Steri-Strips

Scalp Laceration

  • Scalp laceration can be done with staples or if the patient has enough hair with Hair Apposition Technique by twisting hair together and using dermabond.

Aftercare

  • Consider antibiotics for
    • Wounds contaminated by debris or feces
    • Caused by punctures or bites
    • Tissue destruction or in avascular areas
    • Neglected wounds

Wounds contaminated by fresh water and plantar puncture wounds through athletic shoes should include Pseudomonas coverage

  • Splinting
    • Wounds over flexor surfaces or tension
  • Tetanus prophylaxis
    • Tdap 0.5cc IM to patients >7y with no booster within 5 yr
    • Hypertet 250 u IM at diff site from Tdap if NO history of Td or < 3 doses given
      • Require follow up Tdap at 1mo & 1 yr; age>60 = high risk of poor immunization
  • Dressing
    • Keep moist, not wet
      • Bandaid, xeroform, or ointment
  • Wound check
    • 48-72 hrs ONLY if high risk wound
      • No point in checking before 48hr (takes this long for infection to occur)

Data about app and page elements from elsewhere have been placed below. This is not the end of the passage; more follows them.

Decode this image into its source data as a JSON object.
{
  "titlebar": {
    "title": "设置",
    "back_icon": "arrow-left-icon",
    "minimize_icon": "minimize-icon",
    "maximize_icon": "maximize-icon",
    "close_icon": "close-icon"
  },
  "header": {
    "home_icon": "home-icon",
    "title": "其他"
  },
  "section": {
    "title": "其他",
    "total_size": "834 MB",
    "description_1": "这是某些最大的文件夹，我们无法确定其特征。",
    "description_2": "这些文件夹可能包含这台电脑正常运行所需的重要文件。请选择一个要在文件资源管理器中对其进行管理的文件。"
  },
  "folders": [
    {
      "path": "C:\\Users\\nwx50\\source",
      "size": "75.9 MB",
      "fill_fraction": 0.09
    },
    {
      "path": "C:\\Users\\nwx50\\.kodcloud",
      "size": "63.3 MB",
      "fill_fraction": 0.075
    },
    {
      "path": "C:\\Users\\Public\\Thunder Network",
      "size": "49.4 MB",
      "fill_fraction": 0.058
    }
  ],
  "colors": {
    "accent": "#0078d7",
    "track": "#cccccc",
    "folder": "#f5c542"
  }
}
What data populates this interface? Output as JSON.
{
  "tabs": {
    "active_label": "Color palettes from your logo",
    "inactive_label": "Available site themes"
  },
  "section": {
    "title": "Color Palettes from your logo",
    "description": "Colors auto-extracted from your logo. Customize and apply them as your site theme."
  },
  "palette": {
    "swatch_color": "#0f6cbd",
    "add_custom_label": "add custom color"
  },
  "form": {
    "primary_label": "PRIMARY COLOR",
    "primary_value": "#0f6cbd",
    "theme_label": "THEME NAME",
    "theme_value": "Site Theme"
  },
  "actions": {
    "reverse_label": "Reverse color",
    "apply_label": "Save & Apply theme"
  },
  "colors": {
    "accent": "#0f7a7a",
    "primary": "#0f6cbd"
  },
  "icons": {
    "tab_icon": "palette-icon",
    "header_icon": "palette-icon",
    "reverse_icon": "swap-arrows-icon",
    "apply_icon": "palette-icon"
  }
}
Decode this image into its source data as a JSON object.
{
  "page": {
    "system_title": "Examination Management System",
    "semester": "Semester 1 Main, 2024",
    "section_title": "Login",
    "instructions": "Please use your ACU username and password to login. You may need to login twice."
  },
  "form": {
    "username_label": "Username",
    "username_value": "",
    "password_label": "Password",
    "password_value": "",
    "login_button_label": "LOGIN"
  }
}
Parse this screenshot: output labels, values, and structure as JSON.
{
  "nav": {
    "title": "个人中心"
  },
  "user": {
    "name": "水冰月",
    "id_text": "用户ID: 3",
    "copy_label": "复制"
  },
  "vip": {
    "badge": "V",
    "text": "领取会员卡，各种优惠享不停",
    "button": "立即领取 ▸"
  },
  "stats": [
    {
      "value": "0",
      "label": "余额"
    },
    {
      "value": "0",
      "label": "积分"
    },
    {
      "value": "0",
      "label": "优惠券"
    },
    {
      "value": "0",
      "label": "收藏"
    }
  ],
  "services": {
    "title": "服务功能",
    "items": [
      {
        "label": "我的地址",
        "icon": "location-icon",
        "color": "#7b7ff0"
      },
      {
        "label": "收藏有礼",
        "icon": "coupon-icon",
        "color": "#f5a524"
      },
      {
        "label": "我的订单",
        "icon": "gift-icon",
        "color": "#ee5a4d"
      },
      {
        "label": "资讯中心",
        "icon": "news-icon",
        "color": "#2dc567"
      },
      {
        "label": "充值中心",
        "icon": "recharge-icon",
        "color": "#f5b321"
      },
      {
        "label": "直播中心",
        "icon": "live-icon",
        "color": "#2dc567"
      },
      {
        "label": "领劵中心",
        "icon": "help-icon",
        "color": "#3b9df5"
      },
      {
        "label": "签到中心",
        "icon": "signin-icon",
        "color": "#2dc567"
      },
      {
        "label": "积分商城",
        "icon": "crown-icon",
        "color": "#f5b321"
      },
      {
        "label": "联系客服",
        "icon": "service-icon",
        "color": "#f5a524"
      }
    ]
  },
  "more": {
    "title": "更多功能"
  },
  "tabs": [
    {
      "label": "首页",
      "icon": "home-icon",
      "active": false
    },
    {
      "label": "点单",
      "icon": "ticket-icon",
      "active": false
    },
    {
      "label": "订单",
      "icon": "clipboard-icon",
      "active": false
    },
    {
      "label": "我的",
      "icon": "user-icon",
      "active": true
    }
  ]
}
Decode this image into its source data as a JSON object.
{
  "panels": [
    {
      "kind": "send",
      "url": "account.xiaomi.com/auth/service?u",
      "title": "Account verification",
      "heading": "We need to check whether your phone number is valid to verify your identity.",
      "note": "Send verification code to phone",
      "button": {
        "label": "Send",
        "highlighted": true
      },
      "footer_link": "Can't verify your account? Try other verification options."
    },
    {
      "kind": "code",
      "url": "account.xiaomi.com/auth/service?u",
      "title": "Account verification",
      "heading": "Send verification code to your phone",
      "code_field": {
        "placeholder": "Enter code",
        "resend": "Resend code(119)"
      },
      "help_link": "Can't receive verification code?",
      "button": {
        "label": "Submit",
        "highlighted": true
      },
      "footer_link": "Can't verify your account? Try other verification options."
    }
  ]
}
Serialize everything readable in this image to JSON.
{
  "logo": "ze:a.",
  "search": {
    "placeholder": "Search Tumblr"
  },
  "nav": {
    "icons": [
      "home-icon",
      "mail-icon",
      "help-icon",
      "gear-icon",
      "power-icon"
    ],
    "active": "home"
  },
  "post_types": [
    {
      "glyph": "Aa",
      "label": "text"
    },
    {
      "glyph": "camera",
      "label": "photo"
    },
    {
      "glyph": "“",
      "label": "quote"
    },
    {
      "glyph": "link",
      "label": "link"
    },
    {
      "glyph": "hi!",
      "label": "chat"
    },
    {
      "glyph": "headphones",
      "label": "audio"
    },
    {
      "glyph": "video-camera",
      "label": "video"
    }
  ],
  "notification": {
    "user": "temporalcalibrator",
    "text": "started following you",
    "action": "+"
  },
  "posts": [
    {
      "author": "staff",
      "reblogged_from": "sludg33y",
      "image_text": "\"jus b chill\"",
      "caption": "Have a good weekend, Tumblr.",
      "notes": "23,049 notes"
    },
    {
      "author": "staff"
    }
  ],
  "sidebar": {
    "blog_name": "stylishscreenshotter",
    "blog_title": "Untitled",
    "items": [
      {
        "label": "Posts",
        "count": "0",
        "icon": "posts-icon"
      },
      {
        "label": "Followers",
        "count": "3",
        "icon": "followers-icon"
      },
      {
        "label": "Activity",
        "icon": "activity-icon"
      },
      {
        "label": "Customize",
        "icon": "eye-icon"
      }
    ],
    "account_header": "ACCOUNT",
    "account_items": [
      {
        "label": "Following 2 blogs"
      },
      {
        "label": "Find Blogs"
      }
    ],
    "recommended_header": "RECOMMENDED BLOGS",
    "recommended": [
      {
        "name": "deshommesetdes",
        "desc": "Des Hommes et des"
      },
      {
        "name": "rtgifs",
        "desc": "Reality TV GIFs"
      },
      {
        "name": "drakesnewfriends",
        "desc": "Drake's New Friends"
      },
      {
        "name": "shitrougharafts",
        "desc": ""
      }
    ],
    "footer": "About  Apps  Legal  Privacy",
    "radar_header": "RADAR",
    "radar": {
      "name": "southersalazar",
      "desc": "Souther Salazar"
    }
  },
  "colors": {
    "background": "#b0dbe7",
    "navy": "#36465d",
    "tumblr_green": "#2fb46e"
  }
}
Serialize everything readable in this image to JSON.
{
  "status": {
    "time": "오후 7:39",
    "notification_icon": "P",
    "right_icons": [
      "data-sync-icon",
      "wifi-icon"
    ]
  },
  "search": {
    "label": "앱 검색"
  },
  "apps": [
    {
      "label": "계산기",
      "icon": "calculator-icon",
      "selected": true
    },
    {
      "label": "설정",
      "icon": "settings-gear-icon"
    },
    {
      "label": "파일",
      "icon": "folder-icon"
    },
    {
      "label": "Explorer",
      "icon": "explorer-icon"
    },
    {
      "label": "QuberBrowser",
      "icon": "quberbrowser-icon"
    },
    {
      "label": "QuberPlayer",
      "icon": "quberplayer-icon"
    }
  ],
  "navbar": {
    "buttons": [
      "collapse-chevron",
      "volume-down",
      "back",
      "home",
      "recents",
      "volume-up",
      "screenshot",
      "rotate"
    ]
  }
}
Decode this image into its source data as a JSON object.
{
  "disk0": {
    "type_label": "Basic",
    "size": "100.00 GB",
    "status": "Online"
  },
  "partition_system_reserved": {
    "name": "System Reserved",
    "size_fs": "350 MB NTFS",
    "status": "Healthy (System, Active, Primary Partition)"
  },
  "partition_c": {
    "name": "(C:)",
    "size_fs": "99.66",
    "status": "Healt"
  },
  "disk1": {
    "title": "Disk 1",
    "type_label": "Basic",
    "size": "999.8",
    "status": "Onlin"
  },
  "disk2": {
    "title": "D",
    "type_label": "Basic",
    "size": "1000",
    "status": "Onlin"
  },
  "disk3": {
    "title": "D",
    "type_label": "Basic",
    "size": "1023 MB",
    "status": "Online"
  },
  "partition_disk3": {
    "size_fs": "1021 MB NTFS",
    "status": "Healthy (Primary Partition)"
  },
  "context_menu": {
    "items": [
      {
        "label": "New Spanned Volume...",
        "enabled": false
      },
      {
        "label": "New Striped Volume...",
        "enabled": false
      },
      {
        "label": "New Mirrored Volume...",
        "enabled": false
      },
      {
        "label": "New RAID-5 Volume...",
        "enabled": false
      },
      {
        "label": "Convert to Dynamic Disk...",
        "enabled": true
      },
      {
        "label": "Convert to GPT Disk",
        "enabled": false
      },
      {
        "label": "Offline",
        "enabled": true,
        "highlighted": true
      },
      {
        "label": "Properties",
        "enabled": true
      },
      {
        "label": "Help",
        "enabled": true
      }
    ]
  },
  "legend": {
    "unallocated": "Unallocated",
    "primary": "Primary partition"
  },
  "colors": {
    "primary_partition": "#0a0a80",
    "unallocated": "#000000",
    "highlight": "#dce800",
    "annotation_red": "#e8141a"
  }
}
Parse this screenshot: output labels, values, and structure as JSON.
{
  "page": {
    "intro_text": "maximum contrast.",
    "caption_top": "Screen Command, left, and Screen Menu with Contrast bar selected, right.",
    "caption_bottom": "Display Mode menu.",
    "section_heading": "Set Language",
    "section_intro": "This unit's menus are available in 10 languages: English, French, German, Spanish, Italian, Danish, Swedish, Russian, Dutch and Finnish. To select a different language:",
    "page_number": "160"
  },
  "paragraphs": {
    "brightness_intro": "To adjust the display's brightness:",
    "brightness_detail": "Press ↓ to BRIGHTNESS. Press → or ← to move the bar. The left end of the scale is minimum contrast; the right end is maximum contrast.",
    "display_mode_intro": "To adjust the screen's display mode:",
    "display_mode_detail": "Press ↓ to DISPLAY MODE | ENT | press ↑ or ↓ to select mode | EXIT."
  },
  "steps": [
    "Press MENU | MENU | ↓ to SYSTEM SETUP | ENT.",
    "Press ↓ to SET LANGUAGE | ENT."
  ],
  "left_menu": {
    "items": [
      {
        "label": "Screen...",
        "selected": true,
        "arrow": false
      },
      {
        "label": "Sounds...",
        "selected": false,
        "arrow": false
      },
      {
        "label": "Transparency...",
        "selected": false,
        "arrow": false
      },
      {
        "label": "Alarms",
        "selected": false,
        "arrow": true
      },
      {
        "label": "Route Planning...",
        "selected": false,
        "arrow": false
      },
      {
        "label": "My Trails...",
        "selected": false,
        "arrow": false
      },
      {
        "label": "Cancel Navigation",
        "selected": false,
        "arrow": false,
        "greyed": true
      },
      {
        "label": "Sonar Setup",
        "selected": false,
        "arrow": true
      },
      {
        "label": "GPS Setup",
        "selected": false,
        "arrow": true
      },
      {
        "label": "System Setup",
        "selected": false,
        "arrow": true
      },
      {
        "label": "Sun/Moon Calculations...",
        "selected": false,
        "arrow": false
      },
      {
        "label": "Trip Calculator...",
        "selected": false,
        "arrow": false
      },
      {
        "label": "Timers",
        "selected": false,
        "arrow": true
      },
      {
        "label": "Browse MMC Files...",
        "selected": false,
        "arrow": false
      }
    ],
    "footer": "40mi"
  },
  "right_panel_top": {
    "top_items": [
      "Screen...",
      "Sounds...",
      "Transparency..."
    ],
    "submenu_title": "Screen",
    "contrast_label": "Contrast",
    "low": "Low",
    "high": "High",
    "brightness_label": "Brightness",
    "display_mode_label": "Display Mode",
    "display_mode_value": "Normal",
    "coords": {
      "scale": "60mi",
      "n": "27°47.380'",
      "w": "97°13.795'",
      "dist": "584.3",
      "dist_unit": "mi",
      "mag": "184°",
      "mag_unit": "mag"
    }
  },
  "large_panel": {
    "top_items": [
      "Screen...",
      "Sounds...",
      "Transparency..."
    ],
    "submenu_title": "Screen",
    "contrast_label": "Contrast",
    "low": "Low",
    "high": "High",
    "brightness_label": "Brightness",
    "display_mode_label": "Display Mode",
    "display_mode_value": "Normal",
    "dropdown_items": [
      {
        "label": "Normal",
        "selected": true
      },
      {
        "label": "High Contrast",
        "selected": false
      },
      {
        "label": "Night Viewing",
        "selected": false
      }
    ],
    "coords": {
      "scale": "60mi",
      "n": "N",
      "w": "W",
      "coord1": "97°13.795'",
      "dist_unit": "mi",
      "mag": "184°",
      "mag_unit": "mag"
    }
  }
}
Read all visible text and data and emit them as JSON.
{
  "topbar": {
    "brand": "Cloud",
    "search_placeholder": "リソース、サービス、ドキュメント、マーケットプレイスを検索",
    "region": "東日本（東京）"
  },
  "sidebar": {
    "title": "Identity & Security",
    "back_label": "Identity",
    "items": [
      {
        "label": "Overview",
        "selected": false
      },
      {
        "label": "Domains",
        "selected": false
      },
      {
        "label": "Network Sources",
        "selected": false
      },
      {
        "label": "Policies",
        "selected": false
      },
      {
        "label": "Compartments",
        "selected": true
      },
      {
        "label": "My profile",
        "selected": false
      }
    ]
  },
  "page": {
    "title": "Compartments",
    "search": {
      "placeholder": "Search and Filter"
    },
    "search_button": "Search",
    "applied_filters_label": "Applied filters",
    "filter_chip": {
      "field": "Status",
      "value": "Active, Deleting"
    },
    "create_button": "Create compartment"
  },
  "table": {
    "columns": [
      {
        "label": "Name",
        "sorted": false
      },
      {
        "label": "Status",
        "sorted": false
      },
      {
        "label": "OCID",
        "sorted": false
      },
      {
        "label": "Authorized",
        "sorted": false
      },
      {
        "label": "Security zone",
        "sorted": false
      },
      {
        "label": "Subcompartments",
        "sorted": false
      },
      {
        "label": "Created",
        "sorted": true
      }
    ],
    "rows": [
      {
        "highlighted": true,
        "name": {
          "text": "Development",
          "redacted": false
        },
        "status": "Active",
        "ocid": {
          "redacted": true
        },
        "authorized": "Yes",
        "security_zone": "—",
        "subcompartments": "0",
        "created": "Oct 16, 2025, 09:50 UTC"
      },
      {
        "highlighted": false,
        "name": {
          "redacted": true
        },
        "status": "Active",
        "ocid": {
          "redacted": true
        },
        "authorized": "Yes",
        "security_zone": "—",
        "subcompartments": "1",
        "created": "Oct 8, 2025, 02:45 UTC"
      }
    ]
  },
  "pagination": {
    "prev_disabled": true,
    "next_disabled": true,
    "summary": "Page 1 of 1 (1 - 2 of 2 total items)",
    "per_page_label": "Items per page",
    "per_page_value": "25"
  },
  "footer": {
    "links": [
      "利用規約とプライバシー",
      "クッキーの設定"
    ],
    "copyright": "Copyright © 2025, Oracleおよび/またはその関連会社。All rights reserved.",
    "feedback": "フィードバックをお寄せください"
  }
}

Billing

  • Anatomical location of wound
  • Size of wound
    • Length (cm) <2.5, 2.6-5.0, 5.1-7.5, 7.6-12.5, 12.5-20.0, 20.1-30.0, >30.0
  • Complexity
    • Simple, intermediate, or complex (depends on debridement, layers, complex stitch, drain, etc.)
  • Type and number of sutures

See Also

References

  1. Moscati RM, Mayrose J, Reardon RF, Janicke DM, Jehle DV. A multicenter comparison of tap water versus sterile saline for wound irrigation. Acad Emerg Med. 2007 May;14(5):404-9
  2. Weiss EA, Oldham G, Lin M, Foster T, Quinn JV. Water is a safe and effective alternative to sterile normal saline for wound irrigation prior to suturing: a prospective, double-blind, randomised, controlled clinical trial. BMJ Open. 2013 Jan 16;3(1).
  3. Fernandez R, Griffiths R. Water for wound cleansing. Cochrane Database Syst Rev. 2012 Feb 15;(2):CD003861.
  4. Moscati RM, Reardon RF, Lerner EB, Mayrose J. Wound irrigation with tap water. Acad Emerg Med. 1998 Nov;5(11):1076-80.
  5. 5.0 5.1 KUNDU S, et. al. Principles of Office Anesthesia: Part II. Topical Anesthesia Am Fam Physician. 2002 Jul 1;66(1):99-102.
  6. 6.0 6.1 Esmailian M, Azizkhani R, Jangjoo A, Nasr M, Nemati S. Comparison of Wound Tape and Suture Wounds on Traumatic Wounds' Scar. Adv Biomed Res. 2018;7:49. Published 2018 Mar 27. doi:10.4103/abr.abr_148_16